Q: Would you comment, please, on some of the “activities” which have gone on in the course of the current pandemic and quarantine. I think I can handle “eucharistic processions,” with a priest and monstrance in the back of a pickup truck. But what about priests going for helicopter rides with the monstrance? Or blessing drive-by crowds, with the monstrance, while another priest stands by with a dog on a leash, sipping a cup of coffee. Just today there was a report – a glowing report – about a nun who was going to a recent protest, and decided to take the Blessed Sacrament with her, hidden under her scapular. The reasoning given was that she was a Special Minister of Holy Communion, and St. Clare had done something similar. These, to me, are serious offenses against the Eucharist. Well-intentioned, perhaps, but serious offenses. The Eucharist is no one’s “sole possession” to take out for a ride or walk when they want to. The laity would never get away with pulling such a stunt, how do clergy and religious think it is alright for them?
A: Catholics love the eucharist so much that devotions come with strong opinions and eccentric ideas. In recent years Catholic piety has been tipping away from the Vatican Council’s stress on the celebration of the mass as sacrifice and communion to viewing the mass as a framework for devotional practices. I’ve treated this theme in Whose Mass Is It? and My Sacrifice and Yours.
Consequently, some well-intentioned devotional practices have become unmoored from the eucharist that they mean to honor.
ICEL has been at work on a revised translation of Holy Communion and Worship of the Eucharistic Mystery Outside Mass. The first translation has been around for decades, but I discover again and again that many parish churches do not even own a copy of it. They are conducting communion services and benediction from memory or custom, without referring to the liturgical book. Perhaps a new translation will call attention to this particular fruit of the Second Vatican Council.
Eucharistic processions are treated in paragraphs 101-108. These call upon the diocesan bishop to supervise the practices to ensure that they are conducted with dignity. The book says that it is desirable that the procession follow a mass in which the host to be carried was just consecrated. This draws a connection between the mass and the period of adoration, and explains why the title of the book calls this “worship of the eucharistic mystery.” It’s not worship of holy communion or of the Blessed Sacrament, but of the sacrament of the eucharist just consecrated at mass. Eucharistic adoration apart from mass is nonetheless permitted.

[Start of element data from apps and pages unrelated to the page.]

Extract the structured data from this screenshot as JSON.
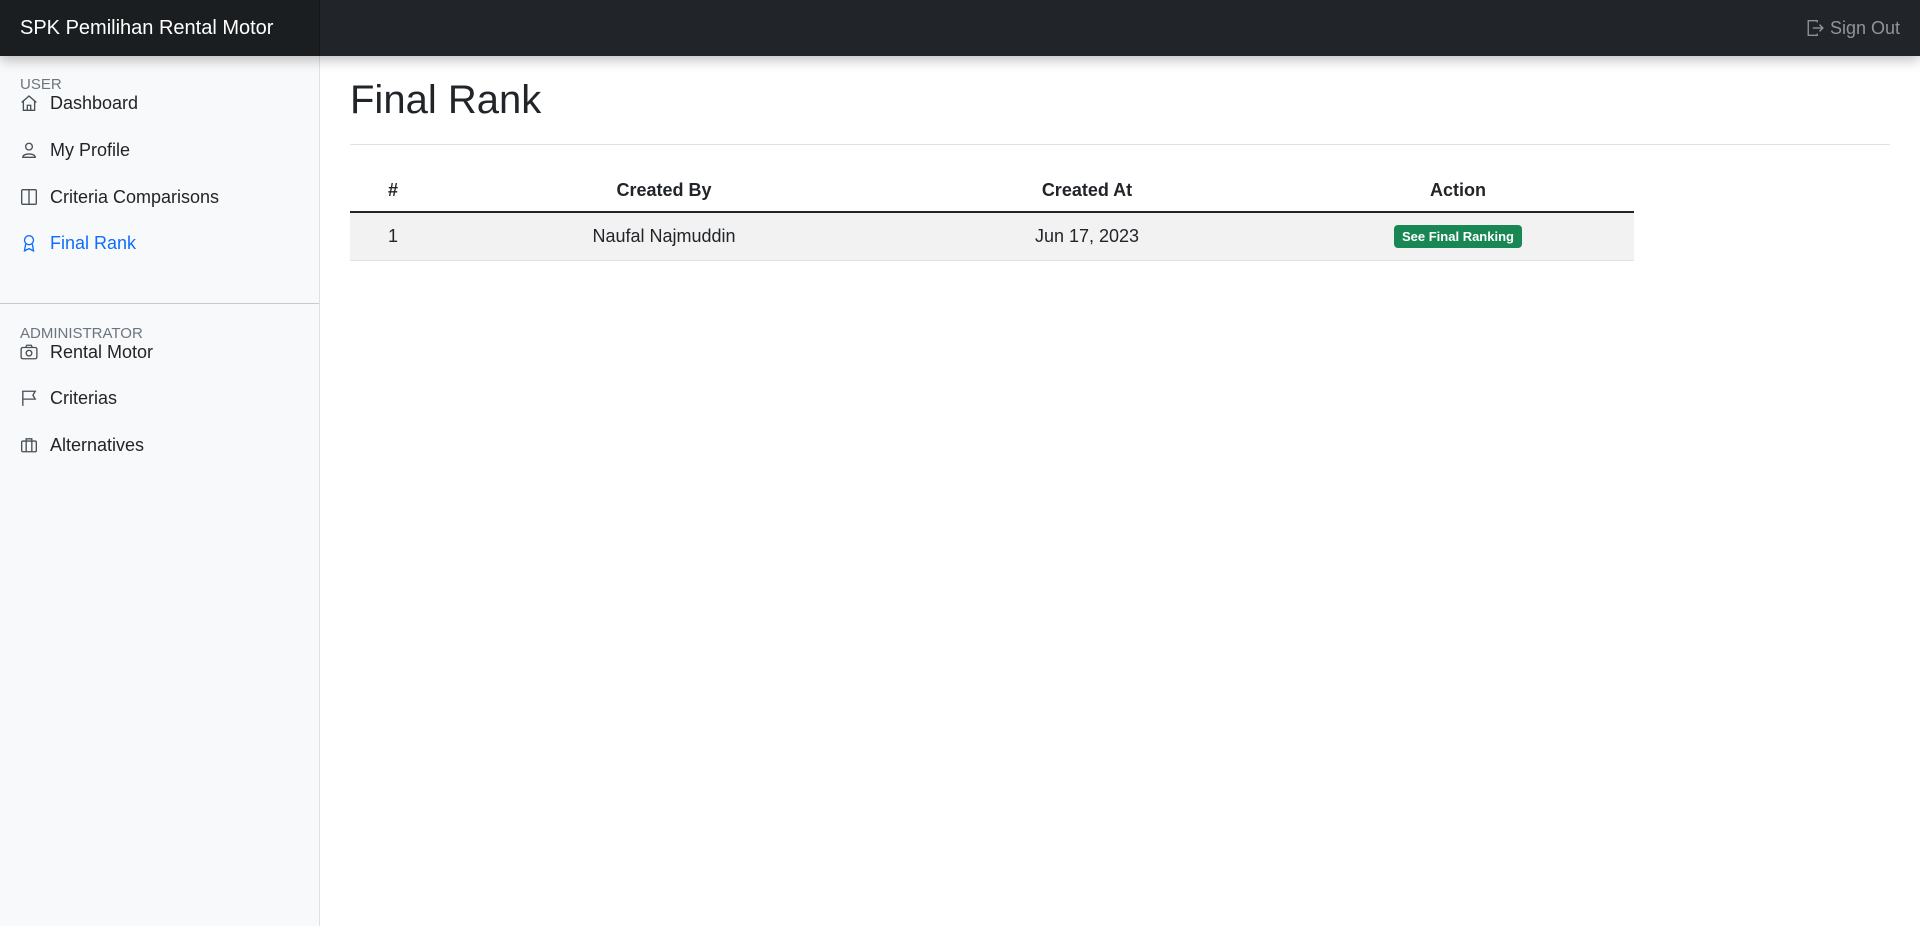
{
  "app": {
    "brand": "SPK Pemilihan Rental Motor"
  },
  "header": {
    "signout_label": "Sign Out"
  },
  "sidebar": {
    "sections": [
      {
        "heading": "USER",
        "items": [
          {
            "label": "Dashboard",
            "icon": "house-icon"
          },
          {
            "label": "My Profile",
            "icon": "person-icon"
          },
          {
            "label": "Criteria Comparisons",
            "icon": "layout-split-icon"
          },
          {
            "label": "Final Rank",
            "icon": "award-icon",
            "active": true
          }
        ]
      },
      {
        "heading": "ADMINISTRATOR",
        "items": [
          {
            "label": "Rental Motor",
            "icon": "camera-icon"
          },
          {
            "label": "Criterias",
            "icon": "flag-icon"
          },
          {
            "label": "Alternatives",
            "icon": "briefcase-icon"
          }
        ]
      }
    ]
  },
  "main": {
    "title": "Final Rank",
    "table": {
      "columns": [
        "#",
        "Created By",
        "Created At",
        "Action"
      ],
      "rows": [
        {
          "num": "1",
          "created_by": "Naufal Najmuddin",
          "created_at": "Jun 17, 2023",
          "action": "See Final Ranking"
        }
      ]
    }
  },
  "colors": {
    "navbar": "#212529",
    "active_link": "#0d6efd",
    "badge": "#198754",
    "sidebar_bg": "#f8f9fa"
  }
}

A procession is not a parade. It envisions people piously walking from one station to another. The minister for the rite is called “the priest” – not a deacon or communion minister. He wears sacred vestments. Candles and incense accompany the procession, and the priest walks – not rides – beneath a canopy according to local custom. At stations he may bless the people with the Sacrament. Near the end he imparts a final benediction and reposes the Blessed Sacrament.

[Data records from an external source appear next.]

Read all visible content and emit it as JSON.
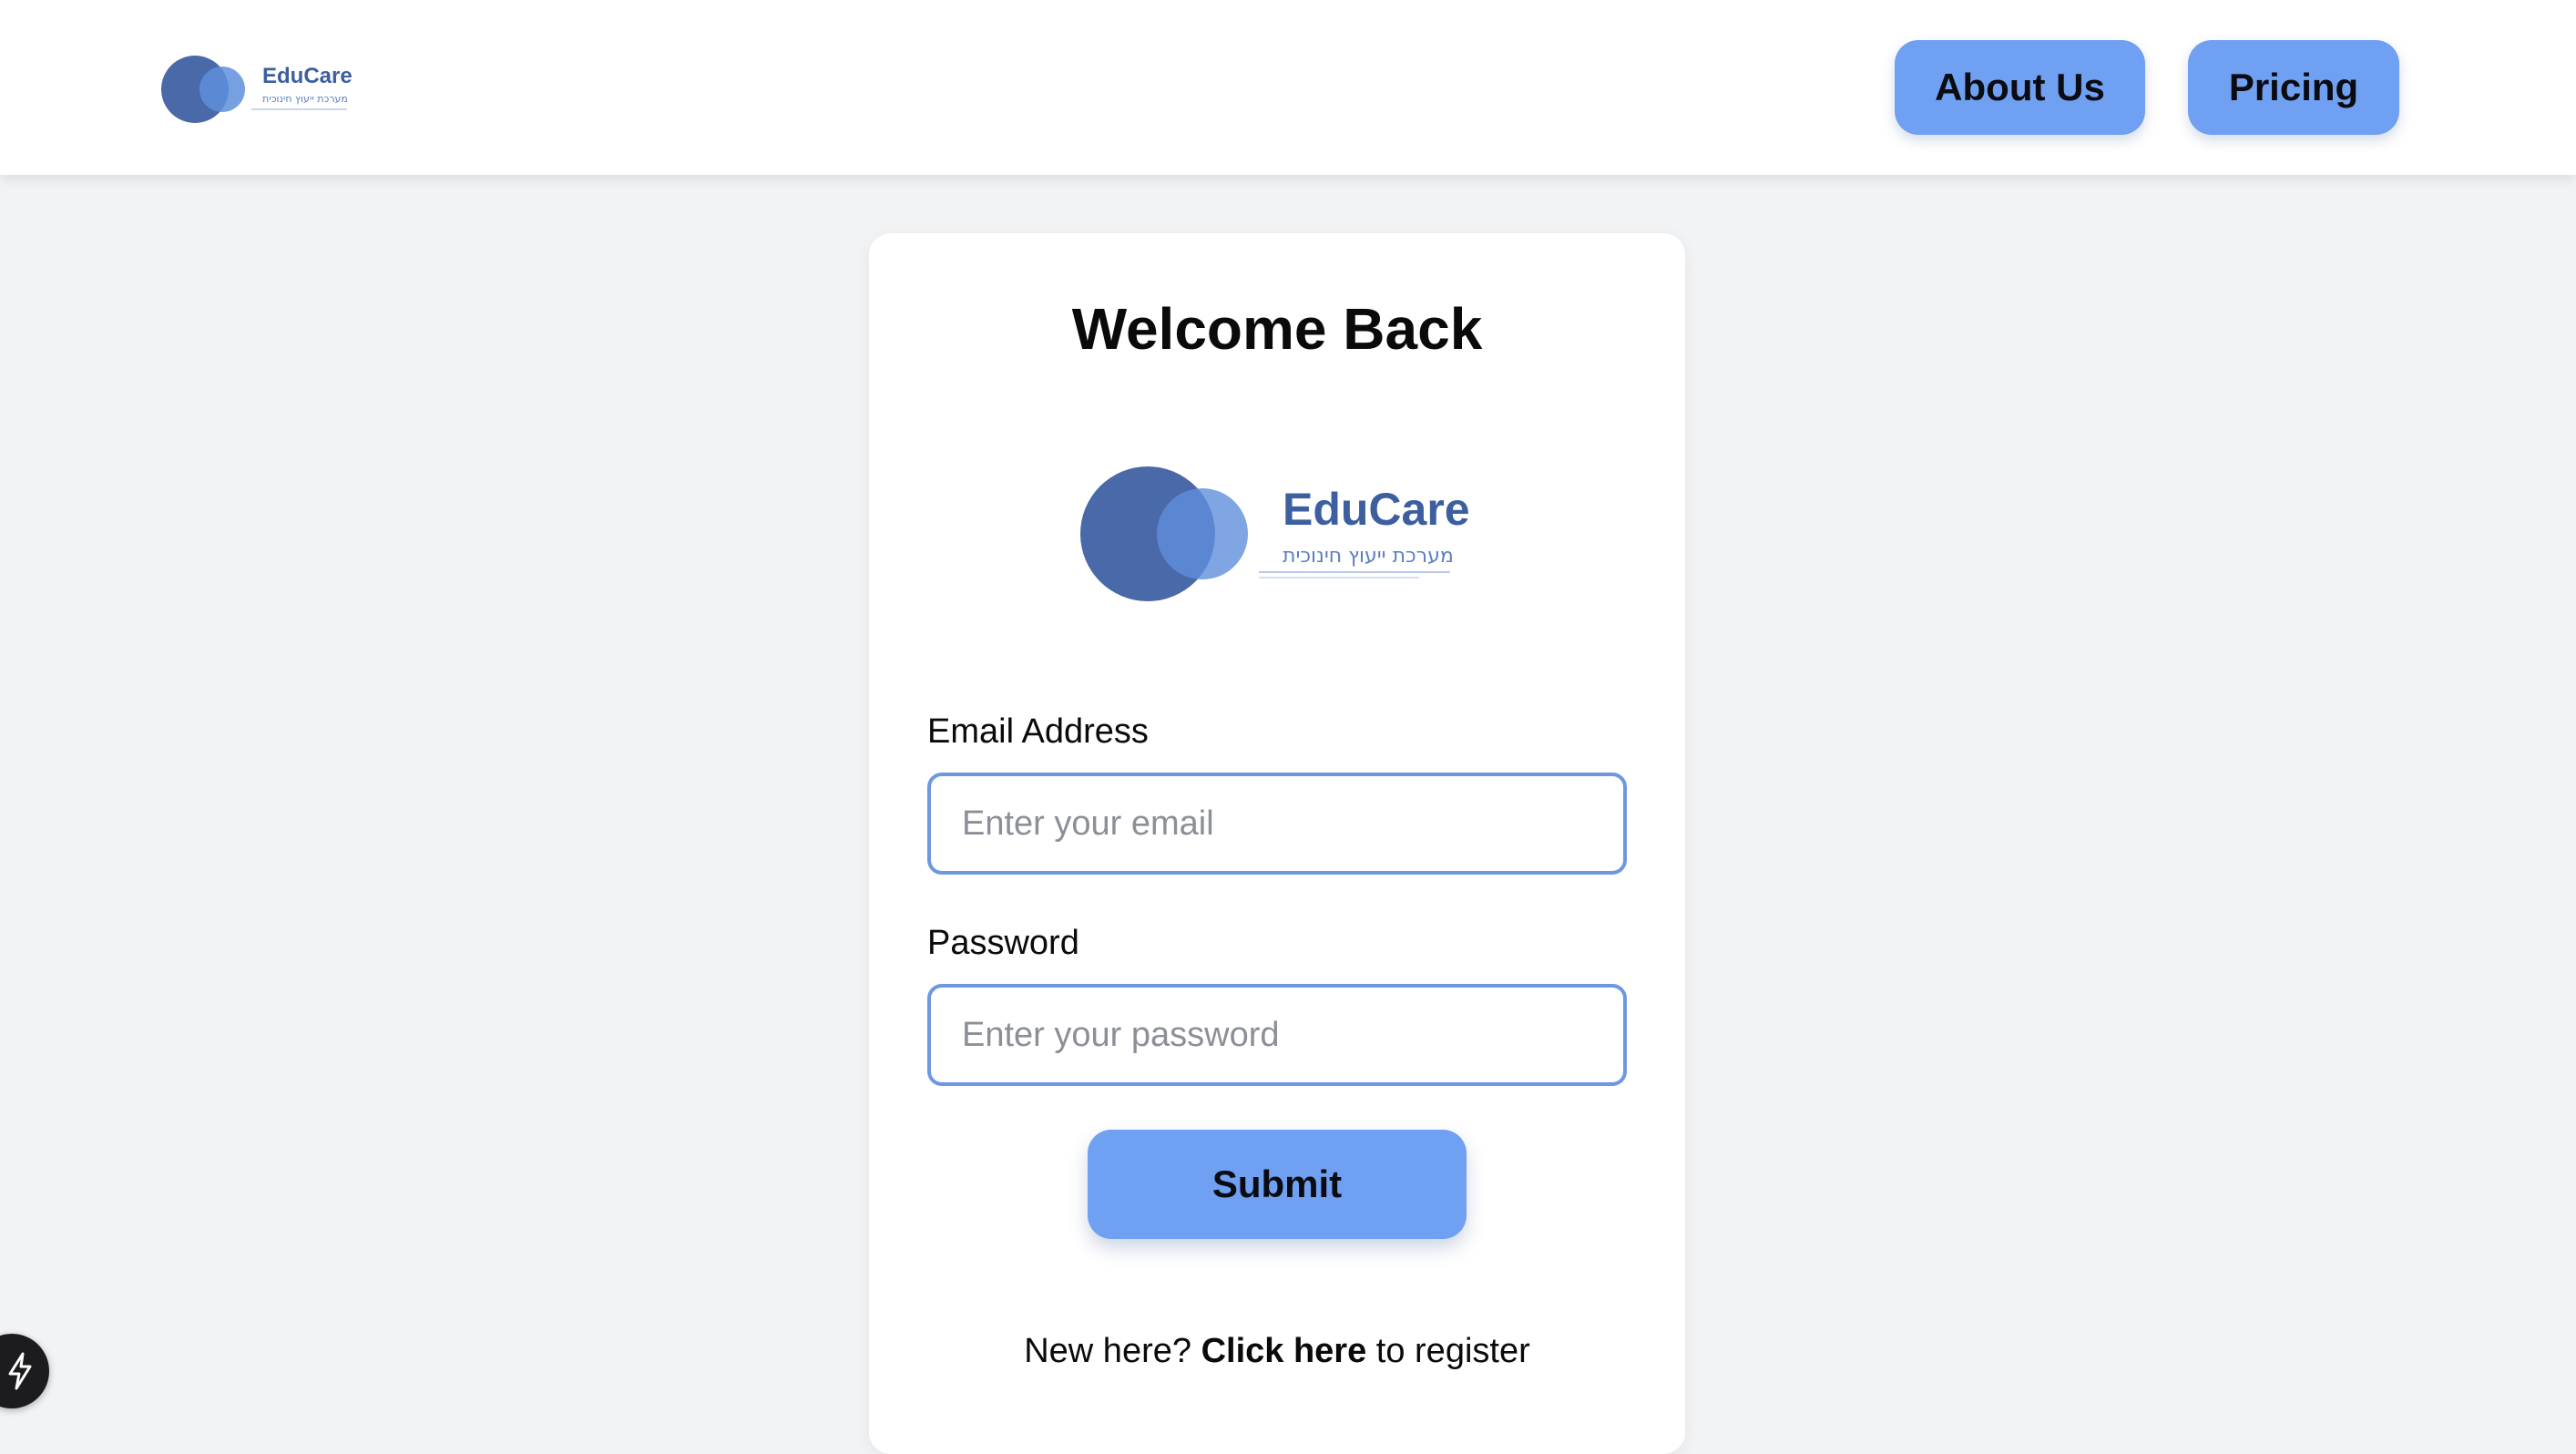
{
  "brand": {
    "name": "EduCare",
    "tagline": "מערכת ייעוץ חינוכית"
  },
  "header": {
    "nav": {
      "about_label": "About Us",
      "pricing_label": "Pricing"
    }
  },
  "login": {
    "title": "Welcome Back",
    "email": {
      "label": "Email Address",
      "placeholder": "Enter your email",
      "value": ""
    },
    "password": {
      "label": "Password",
      "placeholder": "Enter your password",
      "value": ""
    },
    "submit_label": "Submit",
    "register": {
      "prefix": "New here? ",
      "link_label": "Click here",
      "suffix": " to register"
    }
  },
  "dev_badge": {
    "icon": "lightning-icon"
  },
  "colors": {
    "accent": "#6fa0f2",
    "input_border": "#6c98e2",
    "logo_dark": "#4a69a8",
    "logo_light": "#5f8fdc",
    "brand_text": "#3d5fa0",
    "background": "#f2f3f5"
  }
}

No procession should take place apart from a period of adoration, which presumes options such as the reading of scripture, silent prayer, and the singing of hymns.

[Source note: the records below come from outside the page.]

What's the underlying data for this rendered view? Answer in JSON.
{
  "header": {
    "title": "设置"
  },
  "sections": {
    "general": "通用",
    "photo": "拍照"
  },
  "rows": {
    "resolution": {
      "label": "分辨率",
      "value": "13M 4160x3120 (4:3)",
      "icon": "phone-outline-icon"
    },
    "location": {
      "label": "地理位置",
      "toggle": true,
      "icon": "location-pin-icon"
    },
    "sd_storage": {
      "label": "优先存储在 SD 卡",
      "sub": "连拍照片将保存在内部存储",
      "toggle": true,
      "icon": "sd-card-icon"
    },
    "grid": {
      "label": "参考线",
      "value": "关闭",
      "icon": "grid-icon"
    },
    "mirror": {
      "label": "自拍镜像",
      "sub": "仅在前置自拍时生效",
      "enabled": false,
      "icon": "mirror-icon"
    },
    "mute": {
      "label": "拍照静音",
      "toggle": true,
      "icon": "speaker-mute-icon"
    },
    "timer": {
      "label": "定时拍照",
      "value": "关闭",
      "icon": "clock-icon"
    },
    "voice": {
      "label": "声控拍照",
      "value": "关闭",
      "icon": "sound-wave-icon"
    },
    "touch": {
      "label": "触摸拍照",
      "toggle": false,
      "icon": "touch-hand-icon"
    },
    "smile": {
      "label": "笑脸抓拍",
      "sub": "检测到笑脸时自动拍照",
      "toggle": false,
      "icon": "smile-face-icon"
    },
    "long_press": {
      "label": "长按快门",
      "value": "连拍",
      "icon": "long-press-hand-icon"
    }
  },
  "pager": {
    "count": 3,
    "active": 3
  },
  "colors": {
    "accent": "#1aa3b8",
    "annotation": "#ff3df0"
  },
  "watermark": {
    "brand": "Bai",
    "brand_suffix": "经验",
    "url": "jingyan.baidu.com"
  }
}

Because of this, I cannot justify carrying a monstrance in a truck or a helicopter, or support a communion minister who decides to carry the eucharist for adoration apart from the proper liturgical context. People mean well, but the church has a liturgy for these processions, and we owe it to one another – and to the eucharist – to observe the dignity that that liturgy offers.